**** RECORD EXTRACTS

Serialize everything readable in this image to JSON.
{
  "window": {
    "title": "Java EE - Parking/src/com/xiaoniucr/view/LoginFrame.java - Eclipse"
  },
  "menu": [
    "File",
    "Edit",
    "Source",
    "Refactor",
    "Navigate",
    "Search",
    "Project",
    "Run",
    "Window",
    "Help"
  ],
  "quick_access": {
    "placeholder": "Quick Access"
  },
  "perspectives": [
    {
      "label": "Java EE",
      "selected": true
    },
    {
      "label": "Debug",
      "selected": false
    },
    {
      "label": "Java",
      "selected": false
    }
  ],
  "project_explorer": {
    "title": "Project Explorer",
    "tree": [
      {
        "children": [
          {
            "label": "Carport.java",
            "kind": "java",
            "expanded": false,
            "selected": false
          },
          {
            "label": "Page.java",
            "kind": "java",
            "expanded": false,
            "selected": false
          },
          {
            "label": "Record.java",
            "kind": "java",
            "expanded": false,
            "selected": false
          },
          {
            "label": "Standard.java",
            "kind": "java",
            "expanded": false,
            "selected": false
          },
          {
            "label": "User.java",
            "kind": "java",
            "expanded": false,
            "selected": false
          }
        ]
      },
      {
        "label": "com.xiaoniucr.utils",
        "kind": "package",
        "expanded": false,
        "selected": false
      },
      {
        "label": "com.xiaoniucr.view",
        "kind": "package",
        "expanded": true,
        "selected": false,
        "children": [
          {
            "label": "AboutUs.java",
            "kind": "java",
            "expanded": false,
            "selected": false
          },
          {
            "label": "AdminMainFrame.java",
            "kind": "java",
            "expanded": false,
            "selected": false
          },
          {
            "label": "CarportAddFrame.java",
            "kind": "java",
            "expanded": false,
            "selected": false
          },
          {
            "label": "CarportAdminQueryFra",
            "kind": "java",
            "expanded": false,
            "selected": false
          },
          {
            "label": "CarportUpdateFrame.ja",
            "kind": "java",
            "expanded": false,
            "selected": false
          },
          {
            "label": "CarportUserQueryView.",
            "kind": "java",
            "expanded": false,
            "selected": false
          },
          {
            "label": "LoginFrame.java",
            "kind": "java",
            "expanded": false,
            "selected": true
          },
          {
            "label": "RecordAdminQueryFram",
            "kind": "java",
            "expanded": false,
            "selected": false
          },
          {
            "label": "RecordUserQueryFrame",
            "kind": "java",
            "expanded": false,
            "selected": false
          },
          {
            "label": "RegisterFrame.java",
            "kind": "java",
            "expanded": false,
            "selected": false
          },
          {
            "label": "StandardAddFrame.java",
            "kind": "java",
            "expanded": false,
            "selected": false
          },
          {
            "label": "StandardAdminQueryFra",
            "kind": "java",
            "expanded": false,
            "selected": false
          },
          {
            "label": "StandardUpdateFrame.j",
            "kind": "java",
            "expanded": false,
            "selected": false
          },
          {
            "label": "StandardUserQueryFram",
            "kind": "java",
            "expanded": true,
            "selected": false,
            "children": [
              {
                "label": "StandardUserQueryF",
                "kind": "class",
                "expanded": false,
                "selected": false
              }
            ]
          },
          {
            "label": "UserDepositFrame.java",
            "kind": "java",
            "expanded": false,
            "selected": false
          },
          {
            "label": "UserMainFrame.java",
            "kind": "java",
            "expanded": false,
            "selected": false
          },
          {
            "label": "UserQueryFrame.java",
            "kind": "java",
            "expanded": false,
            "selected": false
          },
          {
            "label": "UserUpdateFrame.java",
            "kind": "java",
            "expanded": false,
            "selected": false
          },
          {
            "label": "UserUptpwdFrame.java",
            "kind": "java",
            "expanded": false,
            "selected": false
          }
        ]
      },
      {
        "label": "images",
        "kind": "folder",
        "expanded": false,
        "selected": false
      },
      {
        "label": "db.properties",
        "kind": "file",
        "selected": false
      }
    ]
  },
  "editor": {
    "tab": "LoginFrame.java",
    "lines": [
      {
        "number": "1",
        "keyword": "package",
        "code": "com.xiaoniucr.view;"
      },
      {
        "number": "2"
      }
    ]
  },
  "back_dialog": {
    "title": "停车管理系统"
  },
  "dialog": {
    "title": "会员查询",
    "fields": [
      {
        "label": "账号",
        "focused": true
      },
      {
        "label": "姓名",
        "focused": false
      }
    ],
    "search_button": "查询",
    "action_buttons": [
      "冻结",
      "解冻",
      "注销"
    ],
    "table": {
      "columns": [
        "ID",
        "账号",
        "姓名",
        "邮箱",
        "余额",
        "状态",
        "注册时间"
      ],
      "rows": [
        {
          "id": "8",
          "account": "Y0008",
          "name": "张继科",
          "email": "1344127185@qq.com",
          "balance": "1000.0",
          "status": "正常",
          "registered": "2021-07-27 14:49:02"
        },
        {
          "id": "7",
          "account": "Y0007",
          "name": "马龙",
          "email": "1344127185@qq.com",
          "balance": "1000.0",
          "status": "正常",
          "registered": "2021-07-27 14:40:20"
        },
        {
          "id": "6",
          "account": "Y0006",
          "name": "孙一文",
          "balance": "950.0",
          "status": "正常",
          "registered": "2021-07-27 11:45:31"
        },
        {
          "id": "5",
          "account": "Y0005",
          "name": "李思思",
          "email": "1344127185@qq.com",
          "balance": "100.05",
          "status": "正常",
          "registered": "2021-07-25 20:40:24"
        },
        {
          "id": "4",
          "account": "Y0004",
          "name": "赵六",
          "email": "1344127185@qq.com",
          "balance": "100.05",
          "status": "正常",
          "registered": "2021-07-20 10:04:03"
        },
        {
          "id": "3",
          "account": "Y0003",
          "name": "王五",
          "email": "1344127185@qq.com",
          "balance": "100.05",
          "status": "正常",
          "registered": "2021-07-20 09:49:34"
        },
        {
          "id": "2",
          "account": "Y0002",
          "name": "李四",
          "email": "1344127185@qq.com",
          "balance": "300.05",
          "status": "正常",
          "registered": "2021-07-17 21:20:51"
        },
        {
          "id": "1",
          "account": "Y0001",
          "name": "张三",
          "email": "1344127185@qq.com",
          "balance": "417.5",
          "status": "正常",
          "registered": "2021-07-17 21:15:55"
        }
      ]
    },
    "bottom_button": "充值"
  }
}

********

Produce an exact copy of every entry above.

Serialize everything readable in this image to JSON.
{
  "window": {
    "title": "Java EE - Parking/src/com/xiaoniucr/view/LoginFrame.java - Eclipse"
  },
  "menu": [
    "File",
    "Edit",
    "Source",
    "Refactor",
    "Navigate",
    "Search",
    "Project",
    "Run",
    "Window",
    "Help"
  ],
  "quick_access": {
    "placeholder": "Quick Access"
  },
  "perspectives": [
    {
      "label": "Java EE",
      "selected": true
    },
    {
      "label": "Debug",
      "selected": false
    },
    {
      "label": "Java",
      "selected": false
    }
  ],
  "project_explorer": {
    "title": "Project Explorer",
    "tree": [
      {
        "children": [
          {
            "label": "Carport.java",
            "kind": "java",
            "expanded": false,
            "selected": false
          },
          {
            "label": "Page.java",
            "kind": "java",
            "expanded": false,
            "selected": false
          },
          {
            "label": "Record.java",
            "kind": "java",
            "expanded": false,
            "selected": false
          },
          {
            "label": "Standard.java",
            "kind": "java",
            "expanded": false,
            "selected": false
          },
          {
            "label": "User.java",
            "kind": "java",
            "expanded": false,
            "selected": false
          }
        ]
      },
      {
        "label": "com.xiaoniucr.utils",
        "kind": "package",
        "expanded": false,
        "selected": false
      },
      {
        "label": "com.xiaoniucr.view",
        "kind": "package",
        "expanded": true,
        "selected": false,
        "children": [
          {
            "label": "AboutUs.java",
            "kind": "java",
            "expanded": false,
            "selected": false
          },
          {
            "label": "AdminMainFrame.java",
            "kind": "java",
            "expanded": false,
            "selected": false
          },
          {
            "label": "CarportAddFrame.java",
            "kind": "java",
            "expanded": false,
            "selected": false
          },
          {
            "label": "CarportAdminQueryFra",
            "kind": "java",
            "expanded": false,
            "selected": false
          },
          {
            "label": "CarportUpdateFrame.ja",
            "kind": "java",
            "expanded": false,
            "selected": false
          },
          {
            "label": "CarportUserQueryView.",
            "kind": "java",
            "expanded": false,
            "selected": false
          },
          {
            "label": "LoginFrame.java",
            "kind": "java",
            "expanded": false,
            "selected": true
          },
          {
            "label": "RecordAdminQueryFram",
            "kind": "java",
            "expanded": false,
            "selected": false
          },
          {
            "label": "RecordUserQueryFrame",
            "kind": "java",
            "expanded": false,
            "selected": false
          },
          {
            "label": "RegisterFrame.java",
            "kind": "java",
            "expanded": false,
            "selected": false
          },
          {
            "label": "StandardAddFrame.java",
            "kind": "java",
            "expanded": false,
            "selected": false
          },
          {
            "label": "StandardAdminQueryFra",
            "kind": "java",
            "expanded": false,
            "selected": false
          },
          {
            "label": "StandardUpdateFrame.j",
            "kind": "java",
            "expanded": false,
            "selected": false
          },
          {
            "label": "StandardUserQueryFram",
            "kind": "java",
            "expanded": true,
            "selected": false,
            "children": [
              {
                "label": "StandardUserQueryF",
                "kind": "class",
                "expanded": false,
                "selected": false
              }
            ]
          },
          {
            "label": "UserDepositFrame.java",
            "kind": "java",
            "expanded": false,
            "selected": false
          },
          {
            "label": "UserMainFrame.java",
            "kind": "java",
            "expanded": false,
            "selected": false
          },
          {
            "label": "UserQueryFrame.java",
            "kind": "java",
            "expanded": false,
            "selected": false
          },
          {
            "label": "UserUpdateFrame.java",
            "kind": "java",
            "expanded": false,
            "selected": false
          },
          {
            "label": "UserUptpwdFrame.java",
            "kind": "java",
            "expanded": false,
            "selected": false
          }
        ]
      },
      {
        "label": "images",
        "kind": "folder",
        "expanded": false,
        "selected": false
      },
      {
        "label": "db.properties",
        "kind": "file",
        "selected": false
      }
    ]
  },
  "editor": {
    "tab": "LoginFrame.java",
    "lines": [
      {
        "number": "1",
        "keyword": "package",
        "code": "com.xiaoniucr.view;"
      },
      {
        "number": "2"
      }
    ]
  },
  "back_dialog": {
    "title": "停车管理系统"
  },
  "dialog": {
    "title": "会员查询",
    "fields": [
      {
        "label": "账号",
        "focused": true
      },
      {
        "label": "姓名",
        "focused": false
      }
    ],
    "search_button": "查询",
    "action_buttons": [
      "冻结",
      "解冻",
      "注销"
    ],
    "table": {
      "columns": [
        "ID",
        "账号",
        "姓名",
        "邮箱",
        "余额",
        "状态",
        "注册时间"
      ],
      "rows": [
        {
          "id": "8",
          "account": "Y0008",
          "name": "张继科",
          "email": "1344127185@qq.com",
          "balance": "1000.0",
          "status": "正常",
          "registered": "2021-07-27 14:49:02"
        },
        {
          "id": "7",
          "account": "Y0007",
          "name": "马龙",
          "email": "1344127185@qq.com",
          "balance": "1000.0",
          "status": "正常",
          "registered": "2021-07-27 14:40:20"
        },
        {
          "id": "6",
          "account": "Y0006",
          "name": "孙一文",
          "balance": "950.0",
          "status": "正常",
          "registered": "2021-07-27 11:45:31"
        },
        {
          "id": "5",
          "account": "Y0005",
          "name": "李思思",
          "email": "1344127185@qq.com",
          "balance": "100.05",
          "status": "正常",
          "registered": "2021-07-25 20:40:24"
        },
        {
          "id": "4",
          "account": "Y0004",
          "name": "赵六",
          "email": "1344127185@qq.com",
          "balance": "100.05",
          "status": "正常",
          "registered": "2021-07-20 10:04:03"
        },
        {
          "id": "3",
          "account": "Y0003",
          "name": "王五",
          "email": "1344127185@qq.com",
          "balance": "100.05",
          "status": "正常",
          "registered": "2021-07-20 09:49:34"
        },
        {
          "id": "2",
          "account": "Y0002",
          "name": "李四",
          "email": "1344127185@qq.com",
          "balance": "300.05",
          "status": "正常",
          "registered": "2021-07-17 21:20:51"
        },
        {
          "id": "1",
          "account": "Y0001",
          "name": "张三",
          "email": "1344127185@qq.com",
          "balance": "417.5",
          "status": "正常",
          "registered": "2021-07-17 21:15:55"
        }
      ]
    },
    "bottom_button": "充值"
  }
}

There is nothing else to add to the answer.